Sacramento Police were called to the hospital. Janosec said she was handcuffed for a time while the man she accused and is named in the suit, Rudy Lee Garcia, initially was not. The case turned, Guzman said, when a hospital janitor told police that Janosec was telling the truth.
“Then they talked to him and they uncuffed me,” Janosec said.
“I think (Garcia) might have had the courage to do what he did because when I first went down to the ER, I could hear the triage nurses talking about me and why I was there (heroin addiction),” she said. “They had a can of Lysol and they were spraying it everywhere I went. They were treating me like I was not even a human being.”
In August of 2016, Garcia pleaded no contest to a felony count of sexual penetration of an unconscious person, according to county court records. Garcia was sentenced in November of that year to a jail term of 325 days, records show. With her case still in the deposition phase, Guzman said she has not yet been able to locate Garcia.
Janosec continued to struggle with her addiction after the incident and also was later in jail before being connected with Guzman. She is in treatment for heroin addiction. Her case has presented an opportunity she didn’t imagine for herself: “I’m restarting my life,” she said.
“That was a really hard time in my life and this incident made it even harder,” she said.
Guzman hopes that the lawsuit will ensure greater safety precautions at the UCDMC emergency room. For Janosec, it’s more personal: “I felt more violated by the hospital than I did the guy,” she said.

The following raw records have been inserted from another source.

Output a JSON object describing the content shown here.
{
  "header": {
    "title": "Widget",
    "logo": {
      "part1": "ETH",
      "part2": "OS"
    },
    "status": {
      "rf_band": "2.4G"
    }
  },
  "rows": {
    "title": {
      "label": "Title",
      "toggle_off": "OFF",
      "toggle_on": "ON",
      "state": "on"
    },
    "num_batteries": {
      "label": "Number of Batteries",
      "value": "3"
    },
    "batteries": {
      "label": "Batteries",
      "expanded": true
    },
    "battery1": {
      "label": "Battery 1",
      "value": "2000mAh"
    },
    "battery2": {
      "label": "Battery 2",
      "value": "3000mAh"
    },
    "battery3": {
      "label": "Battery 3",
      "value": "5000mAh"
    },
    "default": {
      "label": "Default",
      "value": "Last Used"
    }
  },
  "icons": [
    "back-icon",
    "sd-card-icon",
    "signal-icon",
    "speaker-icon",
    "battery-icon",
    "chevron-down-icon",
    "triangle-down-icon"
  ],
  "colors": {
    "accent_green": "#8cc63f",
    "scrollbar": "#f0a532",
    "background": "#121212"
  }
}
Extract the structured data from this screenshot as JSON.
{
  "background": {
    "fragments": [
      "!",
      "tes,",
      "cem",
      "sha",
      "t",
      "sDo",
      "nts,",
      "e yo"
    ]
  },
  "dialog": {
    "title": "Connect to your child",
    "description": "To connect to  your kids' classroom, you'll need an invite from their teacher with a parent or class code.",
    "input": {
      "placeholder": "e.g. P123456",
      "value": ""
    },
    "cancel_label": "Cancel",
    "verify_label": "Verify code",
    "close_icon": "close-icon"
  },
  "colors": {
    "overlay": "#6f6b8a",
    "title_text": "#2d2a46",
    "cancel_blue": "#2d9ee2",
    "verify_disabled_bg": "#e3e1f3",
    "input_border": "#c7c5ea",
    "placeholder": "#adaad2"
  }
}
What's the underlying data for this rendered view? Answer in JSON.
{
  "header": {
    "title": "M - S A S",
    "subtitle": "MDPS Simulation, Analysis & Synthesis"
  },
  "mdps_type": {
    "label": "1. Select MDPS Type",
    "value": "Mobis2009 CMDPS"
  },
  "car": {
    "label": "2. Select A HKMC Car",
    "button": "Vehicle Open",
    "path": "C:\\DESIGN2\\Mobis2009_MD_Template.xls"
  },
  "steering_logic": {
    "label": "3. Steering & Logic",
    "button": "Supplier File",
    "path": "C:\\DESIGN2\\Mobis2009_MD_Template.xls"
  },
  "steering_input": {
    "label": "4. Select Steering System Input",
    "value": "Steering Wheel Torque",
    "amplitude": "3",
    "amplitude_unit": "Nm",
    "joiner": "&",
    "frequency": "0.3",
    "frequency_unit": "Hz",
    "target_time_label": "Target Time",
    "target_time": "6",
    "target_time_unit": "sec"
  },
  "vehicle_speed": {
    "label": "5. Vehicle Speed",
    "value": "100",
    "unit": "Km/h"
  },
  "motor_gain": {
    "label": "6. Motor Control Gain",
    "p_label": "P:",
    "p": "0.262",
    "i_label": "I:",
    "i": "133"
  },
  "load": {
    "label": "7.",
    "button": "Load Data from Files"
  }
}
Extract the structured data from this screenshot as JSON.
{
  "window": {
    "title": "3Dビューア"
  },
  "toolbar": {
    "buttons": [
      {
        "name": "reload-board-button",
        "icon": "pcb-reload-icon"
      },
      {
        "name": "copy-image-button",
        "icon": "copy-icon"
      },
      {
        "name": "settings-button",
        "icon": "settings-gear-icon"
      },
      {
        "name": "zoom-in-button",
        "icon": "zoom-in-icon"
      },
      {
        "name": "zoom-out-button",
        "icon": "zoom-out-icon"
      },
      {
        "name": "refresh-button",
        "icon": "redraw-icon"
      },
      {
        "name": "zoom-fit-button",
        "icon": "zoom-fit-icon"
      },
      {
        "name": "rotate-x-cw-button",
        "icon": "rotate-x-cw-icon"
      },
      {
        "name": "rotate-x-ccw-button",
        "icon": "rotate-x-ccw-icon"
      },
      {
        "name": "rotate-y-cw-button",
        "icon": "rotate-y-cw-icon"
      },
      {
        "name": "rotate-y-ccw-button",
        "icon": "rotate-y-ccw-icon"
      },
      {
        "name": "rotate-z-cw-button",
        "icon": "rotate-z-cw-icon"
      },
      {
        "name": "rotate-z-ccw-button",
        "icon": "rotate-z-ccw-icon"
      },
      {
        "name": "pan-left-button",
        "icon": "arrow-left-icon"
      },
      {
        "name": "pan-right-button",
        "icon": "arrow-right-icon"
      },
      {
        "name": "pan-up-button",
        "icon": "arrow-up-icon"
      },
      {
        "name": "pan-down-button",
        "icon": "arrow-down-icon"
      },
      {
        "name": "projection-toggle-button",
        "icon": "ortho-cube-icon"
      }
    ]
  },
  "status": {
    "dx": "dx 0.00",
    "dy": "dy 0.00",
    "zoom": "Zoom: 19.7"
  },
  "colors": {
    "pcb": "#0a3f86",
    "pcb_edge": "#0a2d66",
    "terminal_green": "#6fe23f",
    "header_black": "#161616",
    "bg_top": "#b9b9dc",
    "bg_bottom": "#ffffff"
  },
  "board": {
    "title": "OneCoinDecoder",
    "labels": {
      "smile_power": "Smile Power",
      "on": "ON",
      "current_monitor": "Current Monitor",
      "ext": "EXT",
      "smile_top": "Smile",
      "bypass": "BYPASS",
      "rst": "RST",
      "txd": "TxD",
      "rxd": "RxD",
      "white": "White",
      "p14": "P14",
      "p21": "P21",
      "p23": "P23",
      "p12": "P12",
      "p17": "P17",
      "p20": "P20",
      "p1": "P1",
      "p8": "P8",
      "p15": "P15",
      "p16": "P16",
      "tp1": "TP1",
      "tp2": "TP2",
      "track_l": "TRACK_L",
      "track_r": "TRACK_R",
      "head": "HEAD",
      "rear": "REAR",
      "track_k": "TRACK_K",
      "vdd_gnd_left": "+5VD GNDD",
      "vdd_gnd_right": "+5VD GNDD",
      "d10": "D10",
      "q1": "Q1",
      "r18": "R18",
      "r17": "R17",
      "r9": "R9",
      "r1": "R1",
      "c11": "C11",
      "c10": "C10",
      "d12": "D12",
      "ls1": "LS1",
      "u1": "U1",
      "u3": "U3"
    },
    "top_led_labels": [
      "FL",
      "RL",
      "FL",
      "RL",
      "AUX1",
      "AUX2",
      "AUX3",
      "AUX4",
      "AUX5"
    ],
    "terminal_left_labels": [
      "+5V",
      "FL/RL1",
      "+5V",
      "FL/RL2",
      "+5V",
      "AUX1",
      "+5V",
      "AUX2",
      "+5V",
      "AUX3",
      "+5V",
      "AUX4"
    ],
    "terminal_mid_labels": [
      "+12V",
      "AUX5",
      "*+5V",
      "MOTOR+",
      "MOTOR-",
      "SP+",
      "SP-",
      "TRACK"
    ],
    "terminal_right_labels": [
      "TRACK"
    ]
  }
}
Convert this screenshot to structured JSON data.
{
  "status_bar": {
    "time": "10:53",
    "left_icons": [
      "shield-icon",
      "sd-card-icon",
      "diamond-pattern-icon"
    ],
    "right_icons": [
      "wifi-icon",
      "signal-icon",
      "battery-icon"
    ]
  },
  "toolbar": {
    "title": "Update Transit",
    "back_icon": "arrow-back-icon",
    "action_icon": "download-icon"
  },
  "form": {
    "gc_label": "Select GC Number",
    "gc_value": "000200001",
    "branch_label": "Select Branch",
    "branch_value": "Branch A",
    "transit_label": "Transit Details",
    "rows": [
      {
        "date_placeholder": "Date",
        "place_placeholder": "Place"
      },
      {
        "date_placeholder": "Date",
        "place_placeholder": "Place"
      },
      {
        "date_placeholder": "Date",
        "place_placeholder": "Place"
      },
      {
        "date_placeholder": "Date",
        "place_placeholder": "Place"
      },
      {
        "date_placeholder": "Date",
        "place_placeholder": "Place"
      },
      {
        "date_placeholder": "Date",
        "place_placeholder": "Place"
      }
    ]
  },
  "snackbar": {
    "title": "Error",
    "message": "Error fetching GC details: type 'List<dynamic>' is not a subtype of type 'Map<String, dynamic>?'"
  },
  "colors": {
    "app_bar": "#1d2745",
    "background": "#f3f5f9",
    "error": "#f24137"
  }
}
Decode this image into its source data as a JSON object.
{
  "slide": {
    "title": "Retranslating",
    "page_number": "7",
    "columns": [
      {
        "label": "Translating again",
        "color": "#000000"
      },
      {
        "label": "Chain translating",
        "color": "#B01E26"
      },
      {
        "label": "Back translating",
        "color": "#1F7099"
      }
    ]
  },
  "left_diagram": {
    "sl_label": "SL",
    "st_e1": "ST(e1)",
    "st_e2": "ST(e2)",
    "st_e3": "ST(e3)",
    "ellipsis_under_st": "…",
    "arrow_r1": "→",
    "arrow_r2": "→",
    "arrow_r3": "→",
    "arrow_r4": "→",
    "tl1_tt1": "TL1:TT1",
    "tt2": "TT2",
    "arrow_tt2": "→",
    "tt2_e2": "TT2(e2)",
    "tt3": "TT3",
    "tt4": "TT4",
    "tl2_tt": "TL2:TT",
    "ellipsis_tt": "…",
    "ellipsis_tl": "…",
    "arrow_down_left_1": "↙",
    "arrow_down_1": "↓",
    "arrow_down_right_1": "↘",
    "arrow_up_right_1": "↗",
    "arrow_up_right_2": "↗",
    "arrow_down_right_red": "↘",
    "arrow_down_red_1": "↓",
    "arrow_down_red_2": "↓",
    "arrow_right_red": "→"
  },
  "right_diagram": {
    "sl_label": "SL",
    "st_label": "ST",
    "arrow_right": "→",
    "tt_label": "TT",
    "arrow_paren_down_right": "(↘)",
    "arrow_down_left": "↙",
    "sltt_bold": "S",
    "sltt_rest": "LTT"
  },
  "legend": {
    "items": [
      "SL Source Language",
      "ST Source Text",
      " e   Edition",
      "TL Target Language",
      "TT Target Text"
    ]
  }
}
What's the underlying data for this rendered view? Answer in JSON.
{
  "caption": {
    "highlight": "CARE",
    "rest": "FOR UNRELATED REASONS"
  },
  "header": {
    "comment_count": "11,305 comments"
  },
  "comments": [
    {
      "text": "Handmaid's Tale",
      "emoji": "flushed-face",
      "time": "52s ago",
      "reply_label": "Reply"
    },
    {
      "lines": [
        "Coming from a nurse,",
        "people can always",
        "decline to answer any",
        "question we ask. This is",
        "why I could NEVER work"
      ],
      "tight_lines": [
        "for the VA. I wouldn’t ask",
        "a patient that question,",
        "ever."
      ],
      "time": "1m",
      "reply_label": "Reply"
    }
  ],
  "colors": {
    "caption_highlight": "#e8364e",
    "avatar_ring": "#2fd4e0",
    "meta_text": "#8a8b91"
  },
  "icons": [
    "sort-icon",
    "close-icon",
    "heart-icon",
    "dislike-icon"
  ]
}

“Regardless of what you are as a person, everyone deserves to be treated fairly.”